Census Bureau to miss deadline for first time: report

Census Bureau to miss deadline for first time: report
© Greg Nash

The Census Bureau will reportedly miss its end-of-year deadline for the first time since the Dec. 31 date was set by Congress 40 years ago.

If the bureau fails to deliver the numbers used to determine congressional districts, President TrumpDonald TrumpHouse passes voting rights and elections reform bill DEA places agent seen outside Capitol during riot on leave Georgia Gov. Kemp says he'd 'absolutely' back Trump as 2024 nominee MORE’s effort to exclude undocumented immigrants from the count may not come to fruition, the Associated Press reports.

An anonymous, unauthorized source in the Census Bureau confirmed the expected delay to the AP on Wednesday. The news outlet notes that documents obtained early in December showed that bureau officials did not expect to have the numbers ready until after President-elect Joe BidenJoe BidenThe West needs a more collaborative approach to Taiwan Abbott's medical advisers were not all consulted before he lifted Texas mask mandate House approves George Floyd Justice in Policing Act MORE assumes office.


After he assumes office, Biden will have the ability to rescind Trump's directive that excluded people in the country without authorization from being considered when the number of congressional seats for states are being divvied up, the AP notes. Apart from deciding how many House seats every state gets, the census also determines how federal funds are distributed.

Terri Ann Lowenthal, a former congressional staffer who specialized in census issues told the AP, “The delay suggests that the census bureau needs more time to ensure the accuracy of census numbers for all states."

As the AP notes, the Census Bureau is legally required to deliver population figures to the president by the end of year, however there is no penalty in place if the bureau misses the deadline.

The Dec. 31 deadline is less than a century old, and according to a historian who spoke to the AP, the census operated fine before it had a deadline.

The historian, Margo Anderson of the University of Wisconsin-Milwaukee said, "It has not been a very controversial issue until this year, the year of a pandemic and the Trump administration flip-flopping on its goals and its efforts to take the undocumented out of the apportionment count."

She added, "They are still trying to wrestle the numbers into something that looks right.”


In October the Supreme Court granted the Trump administration's request to end the Census count early this year. The administration claimed that the earlier end date was necessary for the Bureau to meet it's end-of-year deadline.
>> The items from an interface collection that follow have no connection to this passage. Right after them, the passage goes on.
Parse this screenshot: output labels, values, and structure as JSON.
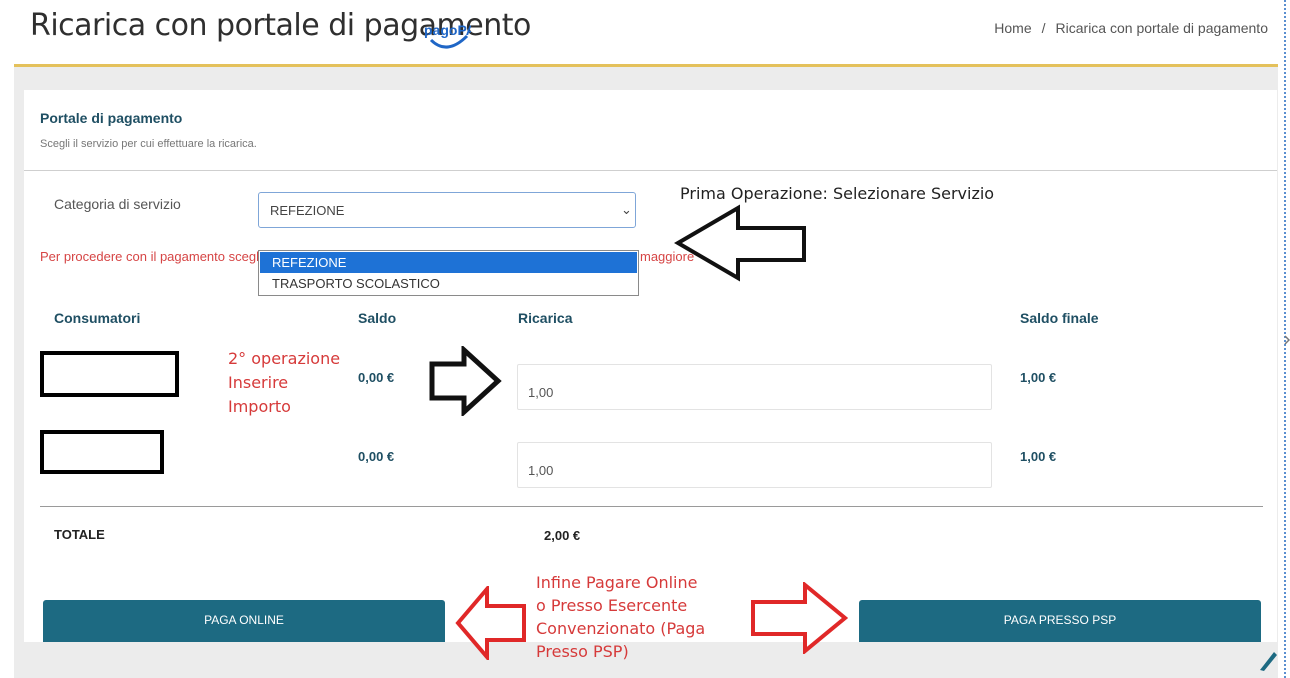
{
  "header": {
    "title": "Ricarica con portale di pagamento",
    "logo_text": "pagoPA",
    "breadcrumb": [
      "Home",
      "Ricarica con portale di pagamento"
    ],
    "breadcrumb_separator": "/"
  },
  "panel": {
    "title": "Portale di pagamento",
    "subtitle": "Scegli il servizio per cui effettuare la ricarica."
  },
  "service_category": {
    "label": "Categoria di servizio",
    "selected": "REFEZIONE",
    "options": [
      "REFEZIONE",
      "TRASPORTO SCOLASTICO"
    ]
  },
  "warning_text": {
    "left": "Per procedere con il pagamento scegli",
    "right": "maggiore"
  },
  "table": {
    "headers": {
      "consumers": "Consumatori",
      "balance": "Saldo",
      "recharge": "Ricarica",
      "final_balance": "Saldo finale"
    },
    "rows": [
      {
        "balance": "0,00 €",
        "recharge": "1,00",
        "final_balance": "1,00 €"
      },
      {
        "balance": "0,00 €",
        "recharge": "1,00",
        "final_balance": "1,00 €"
      }
    ],
    "total_label": "TOTALE",
    "total_value": "2,00 €"
  },
  "buttons": {
    "pay_online": "PAGA ONLINE",
    "pay_psp": "PAGA PRESSO PSP"
  },
  "annotations": {
    "step1": "Prima Operazione: Selezionare Servizio",
    "step2": [
      "2° operazione",
      "Inserire",
      "Importo"
    ],
    "step3": [
      "Infine Pagare Online",
      "o Presso Esercente",
      "Convenzionato (Paga",
      "Presso PSP)"
    ]
  },
  "colors": {
    "accent_gold": "#e4c15b",
    "heading_teal": "#1f4f63",
    "button_teal": "#1d6a82",
    "selection_blue": "#1e72d6",
    "annotation_red": "#d63a3a"
  },
  "icons": [
    "pagopa-logo",
    "chevron-down-icon",
    "arrow-left-annotation",
    "arrow-right-annotation",
    "pencil-icon"
  ]
}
Critics argued that the earlier ending would negatively impact minority communities who had not been counted.

The 2020 Census count has faced several challenges, the AP notes, struggling to operate during a pandemic, hiring shortages and an administration that has reversed its intended goals several times.

Lawsuits and personal accounts from census workers this year claimed that counters were pressured to falsify data and use alternative methods of counting that lacked accuracy. Many workers, under pressure from supervisors to fill out as many forms as possible, reportedly resorted to guessing how many people lived in some households.